== EXERCISE ==
Retype the entries in full, exactly.

Start of DATA

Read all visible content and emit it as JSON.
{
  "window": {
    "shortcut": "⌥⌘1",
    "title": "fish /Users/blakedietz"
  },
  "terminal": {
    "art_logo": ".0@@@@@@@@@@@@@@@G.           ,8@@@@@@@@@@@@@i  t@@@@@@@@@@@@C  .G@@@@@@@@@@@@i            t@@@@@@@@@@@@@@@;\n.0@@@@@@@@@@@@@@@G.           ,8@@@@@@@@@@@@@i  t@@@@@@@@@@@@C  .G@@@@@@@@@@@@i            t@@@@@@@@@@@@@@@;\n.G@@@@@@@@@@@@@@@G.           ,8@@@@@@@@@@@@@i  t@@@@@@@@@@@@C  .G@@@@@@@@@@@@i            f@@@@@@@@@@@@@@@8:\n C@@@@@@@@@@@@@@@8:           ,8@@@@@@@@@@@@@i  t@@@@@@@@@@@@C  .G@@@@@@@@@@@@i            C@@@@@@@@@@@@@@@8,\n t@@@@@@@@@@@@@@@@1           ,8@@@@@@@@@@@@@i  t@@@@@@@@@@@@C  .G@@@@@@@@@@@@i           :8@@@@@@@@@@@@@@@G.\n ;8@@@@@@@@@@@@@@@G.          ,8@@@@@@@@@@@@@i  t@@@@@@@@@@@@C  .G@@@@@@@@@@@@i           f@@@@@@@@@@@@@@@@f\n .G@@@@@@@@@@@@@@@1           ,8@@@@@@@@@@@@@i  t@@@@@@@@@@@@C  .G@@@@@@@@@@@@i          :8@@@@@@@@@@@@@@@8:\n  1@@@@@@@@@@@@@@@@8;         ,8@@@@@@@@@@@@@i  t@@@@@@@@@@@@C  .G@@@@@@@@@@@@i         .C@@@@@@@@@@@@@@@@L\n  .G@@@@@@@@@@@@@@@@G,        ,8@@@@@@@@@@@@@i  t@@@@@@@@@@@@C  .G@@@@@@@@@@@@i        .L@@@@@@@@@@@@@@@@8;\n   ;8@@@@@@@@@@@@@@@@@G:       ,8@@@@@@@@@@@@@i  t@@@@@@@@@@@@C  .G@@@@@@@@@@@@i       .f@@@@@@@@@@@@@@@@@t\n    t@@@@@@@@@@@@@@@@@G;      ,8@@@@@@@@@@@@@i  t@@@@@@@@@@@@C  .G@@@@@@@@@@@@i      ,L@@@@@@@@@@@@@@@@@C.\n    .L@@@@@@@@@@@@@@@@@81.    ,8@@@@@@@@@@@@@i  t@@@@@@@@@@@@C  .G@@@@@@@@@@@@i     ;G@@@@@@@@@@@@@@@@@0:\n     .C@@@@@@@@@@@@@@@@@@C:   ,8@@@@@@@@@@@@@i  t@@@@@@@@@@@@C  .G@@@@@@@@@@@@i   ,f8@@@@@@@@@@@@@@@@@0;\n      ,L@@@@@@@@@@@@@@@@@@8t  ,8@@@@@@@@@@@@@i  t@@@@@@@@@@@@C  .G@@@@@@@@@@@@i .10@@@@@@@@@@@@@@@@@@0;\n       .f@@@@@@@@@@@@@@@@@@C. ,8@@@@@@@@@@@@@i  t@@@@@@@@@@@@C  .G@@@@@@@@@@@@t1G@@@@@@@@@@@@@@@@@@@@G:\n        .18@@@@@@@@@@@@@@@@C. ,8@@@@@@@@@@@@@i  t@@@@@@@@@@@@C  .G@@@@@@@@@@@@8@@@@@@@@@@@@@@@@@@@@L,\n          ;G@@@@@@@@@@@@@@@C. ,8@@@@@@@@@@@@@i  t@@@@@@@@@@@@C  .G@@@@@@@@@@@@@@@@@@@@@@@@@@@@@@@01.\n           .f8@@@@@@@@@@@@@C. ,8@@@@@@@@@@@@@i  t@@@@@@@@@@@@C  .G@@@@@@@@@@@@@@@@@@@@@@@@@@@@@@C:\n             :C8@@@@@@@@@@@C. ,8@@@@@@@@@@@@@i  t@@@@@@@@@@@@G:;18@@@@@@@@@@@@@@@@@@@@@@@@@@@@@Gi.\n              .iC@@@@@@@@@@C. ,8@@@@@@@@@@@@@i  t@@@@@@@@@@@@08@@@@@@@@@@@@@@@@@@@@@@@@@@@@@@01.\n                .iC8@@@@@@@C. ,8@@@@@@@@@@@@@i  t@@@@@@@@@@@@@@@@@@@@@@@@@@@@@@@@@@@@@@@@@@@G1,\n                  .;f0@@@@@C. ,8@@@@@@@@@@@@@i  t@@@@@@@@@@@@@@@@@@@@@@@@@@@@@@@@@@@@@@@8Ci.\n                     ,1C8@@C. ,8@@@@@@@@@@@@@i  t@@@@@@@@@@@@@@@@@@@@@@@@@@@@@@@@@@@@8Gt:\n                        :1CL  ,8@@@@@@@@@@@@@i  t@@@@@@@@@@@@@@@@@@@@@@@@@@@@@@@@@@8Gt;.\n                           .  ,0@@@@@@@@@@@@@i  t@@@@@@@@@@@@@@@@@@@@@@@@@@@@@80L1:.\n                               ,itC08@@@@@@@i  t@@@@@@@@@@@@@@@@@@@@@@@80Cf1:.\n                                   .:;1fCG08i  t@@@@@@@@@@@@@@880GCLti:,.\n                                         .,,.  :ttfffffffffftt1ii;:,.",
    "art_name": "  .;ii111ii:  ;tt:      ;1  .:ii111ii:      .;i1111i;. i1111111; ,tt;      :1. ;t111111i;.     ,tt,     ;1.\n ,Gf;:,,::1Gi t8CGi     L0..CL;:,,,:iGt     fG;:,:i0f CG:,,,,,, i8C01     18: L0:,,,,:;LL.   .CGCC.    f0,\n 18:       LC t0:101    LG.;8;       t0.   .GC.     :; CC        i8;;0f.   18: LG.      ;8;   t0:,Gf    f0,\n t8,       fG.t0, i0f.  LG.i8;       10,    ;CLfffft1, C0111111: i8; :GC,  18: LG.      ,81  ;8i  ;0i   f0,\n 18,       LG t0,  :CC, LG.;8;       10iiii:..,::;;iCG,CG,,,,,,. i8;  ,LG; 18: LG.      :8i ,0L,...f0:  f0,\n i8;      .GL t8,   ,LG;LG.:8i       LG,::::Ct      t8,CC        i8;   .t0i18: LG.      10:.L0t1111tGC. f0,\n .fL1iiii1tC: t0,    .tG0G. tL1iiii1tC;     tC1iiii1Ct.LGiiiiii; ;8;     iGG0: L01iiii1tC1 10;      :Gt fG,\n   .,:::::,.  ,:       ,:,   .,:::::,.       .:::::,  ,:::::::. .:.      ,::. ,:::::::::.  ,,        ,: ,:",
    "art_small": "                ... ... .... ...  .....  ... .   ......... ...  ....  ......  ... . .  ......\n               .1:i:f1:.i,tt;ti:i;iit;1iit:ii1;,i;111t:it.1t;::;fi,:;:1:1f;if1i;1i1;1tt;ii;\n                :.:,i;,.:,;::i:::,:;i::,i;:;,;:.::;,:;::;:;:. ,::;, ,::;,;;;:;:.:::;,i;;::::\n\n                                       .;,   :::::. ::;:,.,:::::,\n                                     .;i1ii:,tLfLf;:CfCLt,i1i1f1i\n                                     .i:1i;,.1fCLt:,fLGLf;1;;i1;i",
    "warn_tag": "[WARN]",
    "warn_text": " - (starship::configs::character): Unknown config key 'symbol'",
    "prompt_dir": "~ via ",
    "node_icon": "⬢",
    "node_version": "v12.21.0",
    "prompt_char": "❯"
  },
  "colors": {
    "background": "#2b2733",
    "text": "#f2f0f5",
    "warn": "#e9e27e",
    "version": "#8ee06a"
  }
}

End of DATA

== ANSWER FOR THE TASK ==
Read all visible content and emit it as JSON.
{
  "window": {
    "shortcut": "⌥⌘1",
    "title": "fish /Users/blakedietz"
  },
  "terminal": {
    "art_logo": ".0@@@@@@@@@@@@@@@G.           ,8@@@@@@@@@@@@@i  t@@@@@@@@@@@@C  .G@@@@@@@@@@@@i            t@@@@@@@@@@@@@@@;\n.0@@@@@@@@@@@@@@@G.           ,8@@@@@@@@@@@@@i  t@@@@@@@@@@@@C  .G@@@@@@@@@@@@i            t@@@@@@@@@@@@@@@;\n.G@@@@@@@@@@@@@@@G.           ,8@@@@@@@@@@@@@i  t@@@@@@@@@@@@C  .G@@@@@@@@@@@@i            f@@@@@@@@@@@@@@@8:\n C@@@@@@@@@@@@@@@8:           ,8@@@@@@@@@@@@@i  t@@@@@@@@@@@@C  .G@@@@@@@@@@@@i            C@@@@@@@@@@@@@@@8,\n t@@@@@@@@@@@@@@@@1           ,8@@@@@@@@@@@@@i  t@@@@@@@@@@@@C  .G@@@@@@@@@@@@i           :8@@@@@@@@@@@@@@@G.\n ;8@@@@@@@@@@@@@@@G.          ,8@@@@@@@@@@@@@i  t@@@@@@@@@@@@C  .G@@@@@@@@@@@@i           f@@@@@@@@@@@@@@@@f\n .G@@@@@@@@@@@@@@@1           ,8@@@@@@@@@@@@@i  t@@@@@@@@@@@@C  .G@@@@@@@@@@@@i          :8@@@@@@@@@@@@@@@8:\n  1@@@@@@@@@@@@@@@@8;         ,8@@@@@@@@@@@@@i  t@@@@@@@@@@@@C  .G@@@@@@@@@@@@i         .C@@@@@@@@@@@@@@@@L\n  .G@@@@@@@@@@@@@@@@G,        ,8@@@@@@@@@@@@@i  t@@@@@@@@@@@@C  .G@@@@@@@@@@@@i        .L@@@@@@@@@@@@@@@@8;\n   ;8@@@@@@@@@@@@@@@@@G:       ,8@@@@@@@@@@@@@i  t@@@@@@@@@@@@C  .G@@@@@@@@@@@@i       .f@@@@@@@@@@@@@@@@@t\n    t@@@@@@@@@@@@@@@@@G;      ,8@@@@@@@@@@@@@i  t@@@@@@@@@@@@C  .G@@@@@@@@@@@@i      ,L@@@@@@@@@@@@@@@@@C.\n    .L@@@@@@@@@@@@@@@@@81.    ,8@@@@@@@@@@@@@i  t@@@@@@@@@@@@C  .G@@@@@@@@@@@@i     ;G@@@@@@@@@@@@@@@@@0:\n     .C@@@@@@@@@@@@@@@@@@C:   ,8@@@@@@@@@@@@@i  t@@@@@@@@@@@@C  .G@@@@@@@@@@@@i   ,f8@@@@@@@@@@@@@@@@@0;\n      ,L@@@@@@@@@@@@@@@@@@8t  ,8@@@@@@@@@@@@@i  t@@@@@@@@@@@@C  .G@@@@@@@@@@@@i .10@@@@@@@@@@@@@@@@@@0;\n       .f@@@@@@@@@@@@@@@@@@C. ,8@@@@@@@@@@@@@i  t@@@@@@@@@@@@C  .G@@@@@@@@@@@@t1G@@@@@@@@@@@@@@@@@@@@G:\n        .18@@@@@@@@@@@@@@@@C. ,8@@@@@@@@@@@@@i  t@@@@@@@@@@@@C  .G@@@@@@@@@@@@8@@@@@@@@@@@@@@@@@@@@L,\n          ;G@@@@@@@@@@@@@@@C. ,8@@@@@@@@@@@@@i  t@@@@@@@@@@@@C  .G@@@@@@@@@@@@@@@@@@@@@@@@@@@@@@@01.\n           .f8@@@@@@@@@@@@@C. ,8@@@@@@@@@@@@@i  t@@@@@@@@@@@@C  .G@@@@@@@@@@@@@@@@@@@@@@@@@@@@@@C:\n             :C8@@@@@@@@@@@C. ,8@@@@@@@@@@@@@i  t@@@@@@@@@@@@G:;18@@@@@@@@@@@@@@@@@@@@@@@@@@@@@Gi.\n              .iC@@@@@@@@@@C. ,8@@@@@@@@@@@@@i  t@@@@@@@@@@@@08@@@@@@@@@@@@@@@@@@@@@@@@@@@@@@01.\n                .iC8@@@@@@@C. ,8@@@@@@@@@@@@@i  t@@@@@@@@@@@@@@@@@@@@@@@@@@@@@@@@@@@@@@@@@@@G1,\n                  .;f0@@@@@C. ,8@@@@@@@@@@@@@i  t@@@@@@@@@@@@@@@@@@@@@@@@@@@@@@@@@@@@@@@8Ci.\n                     ,1C8@@C. ,8@@@@@@@@@@@@@i  t@@@@@@@@@@@@@@@@@@@@@@@@@@@@@@@@@@@@8Gt:\n                        :1CL  ,8@@@@@@@@@@@@@i  t@@@@@@@@@@@@@@@@@@@@@@@@@@@@@@@@@@8Gt;.\n                           .  ,0@@@@@@@@@@@@@i  t@@@@@@@@@@@@@@@@@@@@@@@@@@@@@80L1:.\n                               ,itC08@@@@@@@i  t@@@@@@@@@@@@@@@@@@@@@@@80Cf1:.\n                                   .:;1fCG08i  t@@@@@@@@@@@@@@880GCLti:,.\n                                         .,,.  :ttfffffffffftt1ii;:,.",
    "art_name": "  .;ii111ii:  ;tt:      ;1  .:ii111ii:      .;i1111i;. i1111111; ,tt;      :1. ;t111111i;.     ,tt,     ;1.\n ,Gf;:,,::1Gi t8CGi     L0..CL;:,,,:iGt     fG;:,:i0f CG:,,,,,, i8C01     18: L0:,,,,:;LL.   .CGCC.    f0,\n 18:       LC t0:101    LG.;8;       t0.   .GC.     :; CC        i8;;0f.   18: LG.      ;8;   t0:,Gf    f0,\n t8,       fG.t0, i0f.  LG.i8;       10,    ;CLfffft1, C0111111: i8; :GC,  18: LG.      ,81  ;8i  ;0i   f0,\n 18,       LG t0,  :CC, LG.;8;       10iiii:..,::;;iCG,CG,,,,,,. i8;  ,LG; 18: LG.      :8i ,0L,...f0:  f0,\n i8;      .GL t8,   ,LG;LG.:8i       LG,::::Ct      t8,CC        i8;   .t0i18: LG.      10:.L0t1111tGC. f0,\n .fL1iiii1tC: t0,    .tG0G. tL1iiii1tC;     tC1iiii1Ct.LGiiiiii; ;8;     iGG0: L01iiii1tC1 10;      :Gt fG,\n   .,:::::,.  ,:       ,:,   .,:::::,.       .:::::,  ,:::::::. .:.      ,::. ,:::::::::.  ,,        ,: ,:",
    "art_small": "                ... ... .... ...  .....  ... .   ......... ...  ....  ......  ... . .  ......\n               .1:i:f1:.i,tt;ti:i;iit;1iit:ii1;,i;111t:it.1t;::;fi,:;:1:1f;if1i;1i1;1tt;ii;\n                :.:,i;,.:,;::i:::,:;i::,i;:;,;:.::;,:;::;:;:. ,::;, ,::;,;;;:;:.:::;,i;;::::\n\n                                       .;,   :::::. ::;:,.,:::::,\n                                     .;i1ii:,tLfLf;:CfCLt,i1i1f1i\n                                     .i:1i;,.1fCLt:,fLGLf;1;;i1;i",
    "warn_tag": "[WARN]",
    "warn_text": " - (starship::configs::character): Unknown config key 'symbol'",
    "prompt_dir": "~ via ",
    "node_icon": "⬢",
    "node_version": "v12.21.0",
    "prompt_char": "❯"
  },
  "colors": {
    "background": "#2b2733",
    "text": "#f2f0f5",
    "warn": "#e9e27e",
    "version": "#8ee06a"
  }
}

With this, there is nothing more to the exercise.